All the measurements on the Innov-X analyzer are reading approximately 12% too low for Cu and 20+ % for iron. For some customers, this error may not be a problem, for example, certain customers may just be looking to determine high or low according to a set of criteria, and may not be looking for accuracy. Other customers may want to use the analyzer to get more accurate numbers. In this case, it is necessary to calibrate the analyzer for these samples. Procedure: Plot the data. Innov-X data must be on the X-axis, lab values on the y-axis. (*this order is important) Determine the linear best fit, and both the slope and intercept.
Cu concentration
30 y = 1.1314x - 0.0124 R2 = 0.9999

25

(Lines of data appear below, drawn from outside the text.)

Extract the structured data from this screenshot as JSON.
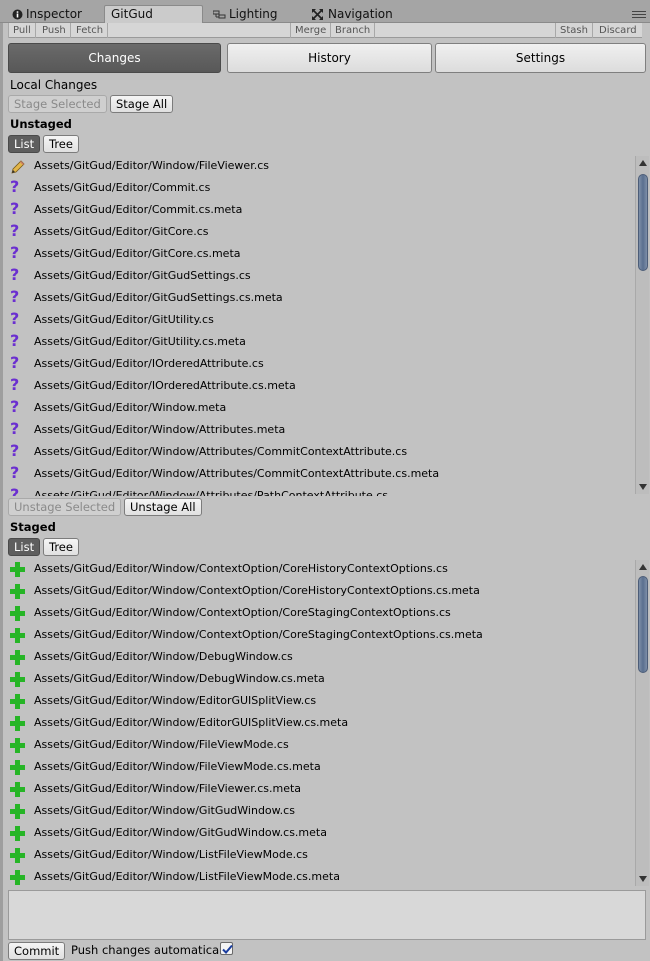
{
  "tabs": [
    {
      "label": "Inspector",
      "icon": "info-icon"
    },
    {
      "label": "GitGud",
      "icon": ""
    },
    {
      "label": "Lighting",
      "icon": "lighting-icon"
    },
    {
      "label": "Navigation",
      "icon": "navigation-icon"
    }
  ],
  "toolbar": {
    "pull": "Pull",
    "push": "Push",
    "fetch": "Fetch",
    "merge": "Merge",
    "branch": "Branch",
    "stash": "Stash",
    "discard": "Discard"
  },
  "modes": {
    "changes": "Changes",
    "history": "History",
    "settings": "Settings",
    "active": "Changes"
  },
  "local_changes_title": "Local Changes",
  "unstaged": {
    "stage_selected": "Stage Selected",
    "stage_all": "Stage All",
    "title": "Unstaged",
    "list_label": "List",
    "tree_label": "Tree",
    "files": [
      {
        "status": "modified",
        "path": "Assets/GitGud/Editor/Window/FileViewer.cs"
      },
      {
        "status": "untracked",
        "path": "Assets/GitGud/Editor/Commit.cs"
      },
      {
        "status": "untracked",
        "path": "Assets/GitGud/Editor/Commit.cs.meta"
      },
      {
        "status": "untracked",
        "path": "Assets/GitGud/Editor/GitCore.cs"
      },
      {
        "status": "untracked",
        "path": "Assets/GitGud/Editor/GitCore.cs.meta"
      },
      {
        "status": "untracked",
        "path": "Assets/GitGud/Editor/GitGudSettings.cs"
      },
      {
        "status": "untracked",
        "path": "Assets/GitGud/Editor/GitGudSettings.cs.meta"
      },
      {
        "status": "untracked",
        "path": "Assets/GitGud/Editor/GitUtility.cs"
      },
      {
        "status": "untracked",
        "path": "Assets/GitGud/Editor/GitUtility.cs.meta"
      },
      {
        "status": "untracked",
        "path": "Assets/GitGud/Editor/IOrderedAttribute.cs"
      },
      {
        "status": "untracked",
        "path": "Assets/GitGud/Editor/IOrderedAttribute.cs.meta"
      },
      {
        "status": "untracked",
        "path": "Assets/GitGud/Editor/Window.meta"
      },
      {
        "status": "untracked",
        "path": "Assets/GitGud/Editor/Window/Attributes.meta"
      },
      {
        "status": "untracked",
        "path": "Assets/GitGud/Editor/Window/Attributes/CommitContextAttribute.cs"
      },
      {
        "status": "untracked",
        "path": "Assets/GitGud/Editor/Window/Attributes/CommitContextAttribute.cs.meta"
      },
      {
        "status": "untracked",
        "path": "Assets/GitGud/Editor/Window/Attributes/PathContextAttribute.cs"
      }
    ]
  },
  "staged": {
    "unstage_selected": "Unstage Selected",
    "unstage_all": "Unstage All",
    "title": "Staged",
    "list_label": "List",
    "tree_label": "Tree",
    "files": [
      {
        "status": "added",
        "path": "Assets/GitGud/Editor/Window/ContextOption/CoreHistoryContextOptions.cs"
      },
      {
        "status": "added",
        "path": "Assets/GitGud/Editor/Window/ContextOption/CoreHistoryContextOptions.cs.meta"
      },
      {
        "status": "added",
        "path": "Assets/GitGud/Editor/Window/ContextOption/CoreStagingContextOptions.cs"
      },
      {
        "status": "added",
        "path": "Assets/GitGud/Editor/Window/ContextOption/CoreStagingContextOptions.cs.meta"
      },
      {
        "status": "added",
        "path": "Assets/GitGud/Editor/Window/DebugWindow.cs"
      },
      {
        "status": "added",
        "path": "Assets/GitGud/Editor/Window/DebugWindow.cs.meta"
      },
      {
        "status": "added",
        "path": "Assets/GitGud/Editor/Window/EditorGUISplitView.cs"
      },
      {
        "status": "added",
        "path": "Assets/GitGud/Editor/Window/EditorGUISplitView.cs.meta"
      },
      {
        "status": "added",
        "path": "Assets/GitGud/Editor/Window/FileViewMode.cs"
      },
      {
        "status": "added",
        "path": "Assets/GitGud/Editor/Window/FileViewMode.cs.meta"
      },
      {
        "status": "added",
        "path": "Assets/GitGud/Editor/Window/FileViewer.cs.meta"
      },
      {
        "status": "added",
        "path": "Assets/GitGud/Editor/Window/GitGudWindow.cs"
      },
      {
        "status": "added",
        "path": "Assets/GitGud/Editor/Window/GitGudWindow.cs.meta"
      },
      {
        "status": "added",
        "path": "Assets/GitGud/Editor/Window/ListFileViewMode.cs"
      },
      {
        "status": "added",
        "path": "Assets/GitGud/Editor/Window/ListFileViewMode.cs.meta"
      }
    ]
  },
  "commit": {
    "message": "",
    "button": "Commit",
    "push_label": "Push changes automatical",
    "push_auto_checked": true
  },
  "colors": {
    "accent": "#5e5e5e",
    "untracked": "#6b2fd0",
    "added": "#26b526",
    "scroll_thumb": "#5a6f8f"
  }
}
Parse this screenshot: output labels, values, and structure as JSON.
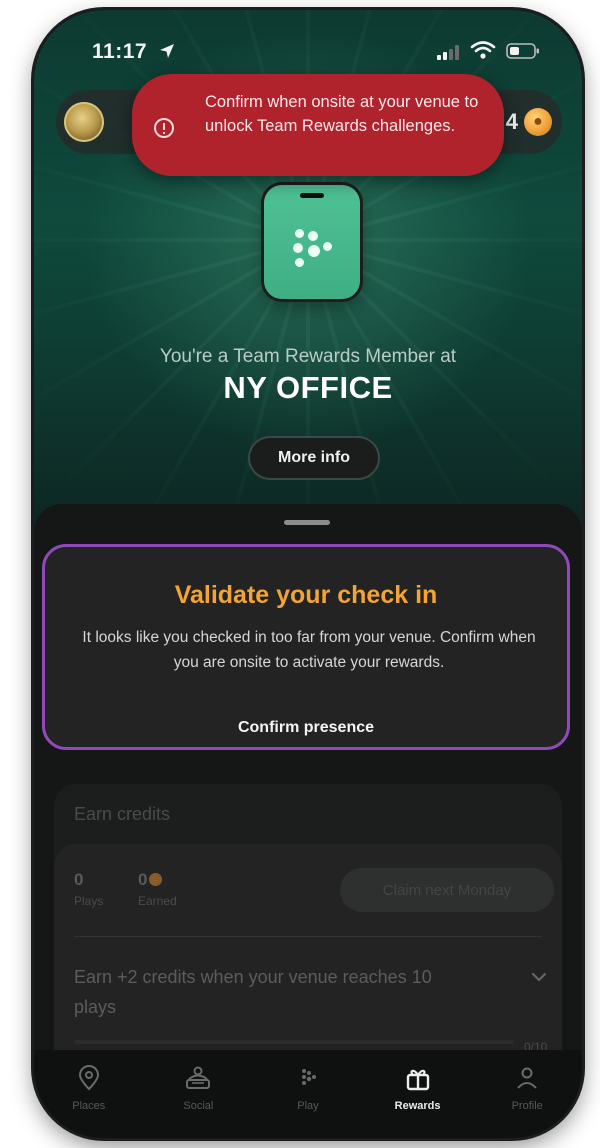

20 Lab result (%)

15

10

Force through zero y = 1.1307x R2 = 0.9999

0 0 5 10 15 Innov-X result (%) 20 25 30

Fe concentration
25

20

y = 1.3596x - 1.0789 R2 = 0.9994

Lab result (%)

15

10

0 0 2 4 6 8 10 12 14 16 18 Innov-X result (%)

The slope and intercepts for these graphs can be entered directly into the analyzer. In some cases, such as with the copper data, it is sufficient to enter just a correction for the slope as the intercept is almost zero. In others, such as the iron example the slope and intercept should be entered. The software allows a user to enter multiple sets of calibration factors for different applications, or different ore bodies. A group of factors is given a name, and then the factors are entered. The factors can then be selected by name. From Process Analytical mode, Select Options -> Edit Factors Enter the administrative password Select Add to add a new group of factors Provide a name Enter factors for each element. Save Changes when done. Select File ->Load Factor Set to change the selected group of factors.

After adding correction factors, the results are as shown:


Iron Innov-X 21.54 16.98 10.42 5.35 2.52 Copper Innov-X 27.06 17.64 10.10 4.43 0.17

ICP 21.4 17 10.7 5.43 2.29

ICP 27.1 17.5 10.2 4.49 0.08